Concept and Data Archive:
Top five robotic influencers: IV Bags
Lights that fade: true human Twitter accounts
Lights that twitch: human Twitter activity ‘infected’ by robotic activity
Number of twitches:
2x: 1st degree infection
3x: 2nd degree infection
4x: 3rd degree infection
5x: 4th degree infection
List of propagating hashtags:
#tcot (stands for ‘top conservatives’)
|This project transforms the 2016 United States Presidential Election Twitter data into a large-scale installation to probe the question of how social media assumes form and dominates the shaping of the future of a nation. The installation recounts Twitter activities of tweets, retweets, and replies using hashtags in support of Donald Trump’s presidential candidacy from February 2016 through the election on November 8, 2016. By articulating major Twitter influencers in this period, uncovering propagation patterns in the data, and differentiating human tweets from AI [artificial intelligence] tweets, the installation exposes the inner mechanisms of a world where true human tweets and tweets generated by Twitter Bots mutually influence each other and propagate inseparably as a combined voice. The installation allows the examination of the machine world infiltration that shifted the generative entropic propagation of social media influence on this U.S. election, and provides a physical space for contemplating the significant challenges social media poses in our understanding of the social fabric and the radical transformation of the ways in which we now relate to each other.
The installation is on a five-minute loop.
Artist Talk: Sunday, Feb. 26, 2-3 PM

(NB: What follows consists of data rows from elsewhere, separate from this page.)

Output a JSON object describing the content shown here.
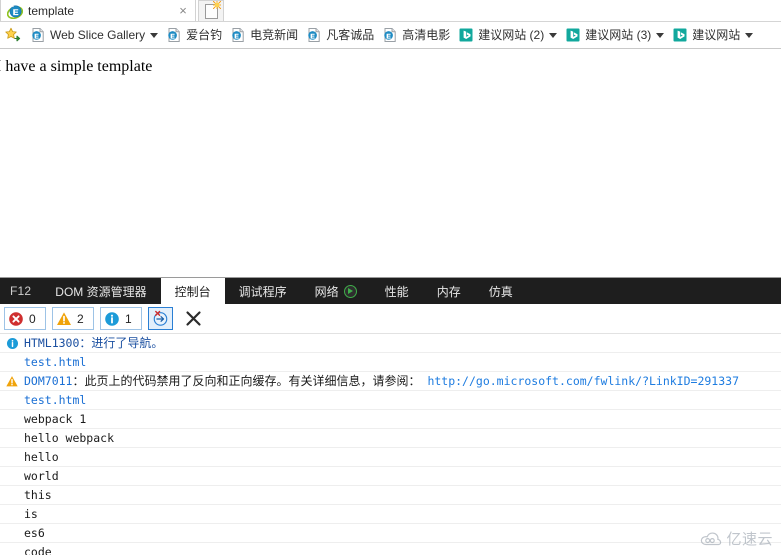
{
  "browser": {
    "tab": {
      "title": "template",
      "favicon_icon": "ie-logo-icon",
      "close_label": "×",
      "newtab_icon": "new-tab-icon"
    }
  },
  "favorites_bar": {
    "add_icon": "add-to-favorites-icon",
    "items": [
      {
        "label": "Web Slice Gallery",
        "icon": "ie-favicon-icon",
        "has_caret": true
      },
      {
        "label": "爱台钓",
        "icon": "ie-favicon-icon",
        "has_caret": false
      },
      {
        "label": "电竞新闻",
        "icon": "ie-favicon-icon",
        "has_caret": false
      },
      {
        "label": "凡客诚品",
        "icon": "ie-favicon-icon",
        "has_caret": false
      },
      {
        "label": "高清电影",
        "icon": "ie-favicon-icon",
        "has_caret": false
      },
      {
        "label": "建议网站 (2)",
        "icon": "bing-favicon-icon",
        "has_caret": true
      },
      {
        "label": "建议网站 (3)",
        "icon": "bing-favicon-icon",
        "has_caret": true
      },
      {
        "label": "建议网站",
        "icon": "bing-favicon-icon",
        "has_caret": true
      }
    ]
  },
  "page": {
    "body_text": "I have a simple template"
  },
  "devtools": {
    "f12_label": "F12",
    "tabs": [
      {
        "label": "DOM 资源管理器",
        "active": false,
        "icon": null
      },
      {
        "label": "控制台",
        "active": true,
        "icon": null
      },
      {
        "label": "调试程序",
        "active": false,
        "icon": null
      },
      {
        "label": "网络",
        "active": false,
        "icon": "play-icon"
      },
      {
        "label": "性能",
        "active": false,
        "icon": null
      },
      {
        "label": "内存",
        "active": false,
        "icon": null
      },
      {
        "label": "仿真",
        "active": false,
        "icon": null
      }
    ],
    "toolbar": {
      "error_count": "0",
      "warning_count": "2",
      "info_count": "1",
      "error_icon": "error-badge-icon",
      "warning_icon": "warning-badge-icon",
      "info_icon": "info-badge-icon",
      "clear_on_navigate_icon": "clear-on-navigate-icon",
      "clear_console_icon": "clear-console-icon"
    },
    "console_rows": [
      {
        "kind": "info",
        "icon": "info-icon",
        "code": "HTML1300",
        "sep": "：",
        "text": "进行了导航。",
        "link": null
      },
      {
        "kind": "source",
        "icon": null,
        "text": "test.html"
      },
      {
        "kind": "warn",
        "icon": "warning-icon",
        "code": "DOM7011",
        "sep": "：",
        "text": "此页上的代码禁用了反向和正向缓存。有关详细信息，请参阅：",
        "link": "http://go.microsoft.com/fwlink/?LinkID=291337"
      },
      {
        "kind": "source",
        "icon": null,
        "text": "test.html"
      },
      {
        "kind": "log",
        "icon": null,
        "text": "webpack 1"
      },
      {
        "kind": "log",
        "icon": null,
        "text": "hello webpack"
      },
      {
        "kind": "log",
        "icon": null,
        "text": "hello"
      },
      {
        "kind": "log",
        "icon": null,
        "text": "world"
      },
      {
        "kind": "log",
        "icon": null,
        "text": "this"
      },
      {
        "kind": "log",
        "icon": null,
        "text": "is"
      },
      {
        "kind": "log",
        "icon": null,
        "text": "es6"
      },
      {
        "kind": "log",
        "icon": null,
        "text": "code"
      }
    ]
  },
  "watermark": {
    "text": "亿速云",
    "icon": "cloud-logo-icon"
  },
  "colors": {
    "devtools_bar": "#1e1e1e",
    "info_blue": "#1a4fa0",
    "link_blue": "#1e7ce0",
    "warning_orange": "#f0a30a",
    "error_red": "#d03b3b"
  }
}
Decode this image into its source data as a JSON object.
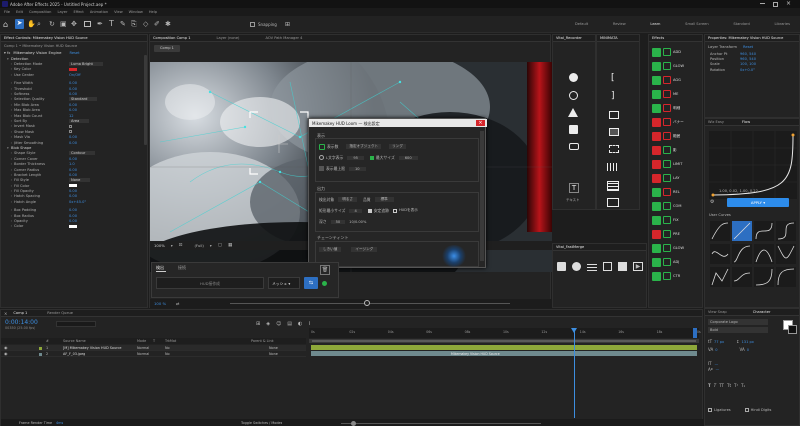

Join artists Shih-Wen and Jiayi Young as they discuss their current installation, Presently Untitled, which makes visible the role of social media in the recent Presidential election. Also on hand are two of their collaborators, who made possible the data analysis and archiving of Twitter data.
The artists are grateful for the support provided by Professor Shuguang Cui, Electrical and Computer Engineering, UC Davis.
This project is funded in part by a research grant from the University of California, Davis and the National Science Foundation.
This Pence exhibit is funded in part by Far Western Anthropological Research Group, and the Sacramento Region Community Foundation.